In general, the goal of treatment during pregnancy is to reduce the symptoms and complications, and then treat the disease itself after pregnancy.
The first step in treating an inflamed gallbladder is to change your diet and eat fewer fatty foods. This means that the gallbladder will have to work less. For many women this step alone may be enough to relieve the symptoms. Regular exercise can also be helpful.
If your doctor prescribes a drug for a gallbladder problem and it doesn't provide adequate relief, he'll evaluate the effects of the disease and the risks of surgery. Given the risks, any surgery during pregnancy is generally avoided. But if the inflammation is severe, if there's an infection, or if the colic is acute, an operation may be necessary to prevent more serious complications.

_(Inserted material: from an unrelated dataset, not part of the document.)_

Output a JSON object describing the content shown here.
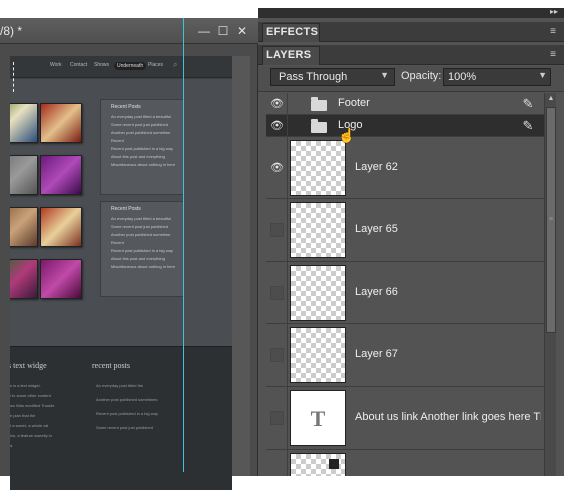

If you need gallbladder surgery, it will probably be done laparoscopically. The surgeon makes two small abdominal incisions, inserting surgical instruments and a laparoscope. The laparoscope has a tiny camera that transmits a picture of the organs to a video monitor.
The gallbladder can then be removed without having to create a large incision. This means less pain and an easier recovery.
Can I develop gallbladder problems after pregnancy?
It's not uncommon for gallbladder disease symptoms to appear two to four months after delivery. This may be because pregnancy hormones aggravated the problem during the preceding nine months. Changes in your hormone levels after delivery may also be the culprit.
Gallbladder problems may also result from rapid weight loss after delivery. When you burn fat quickly, extra cholesterol accumulates in the bile, which can lead to gallstones.
To reduce your risk of developing gallstones after pregnancy, eat a high-fiber diet that includes plenty of fruit, vegetables, and whole grains. Try to keep your postpartum weight loss to no more than 2 pounds a week. And get plenty of exercise.
If you had gallbladder disease that was controlled during pregnancy and no surgery was required, it's important to have a follow-up evaluation. Symptoms can occur in the postpartum period or later in life, so have an evaluation when you're not in pain. Your doctor may recommend that you have the gallbladder removed to avoid an emergency situation later.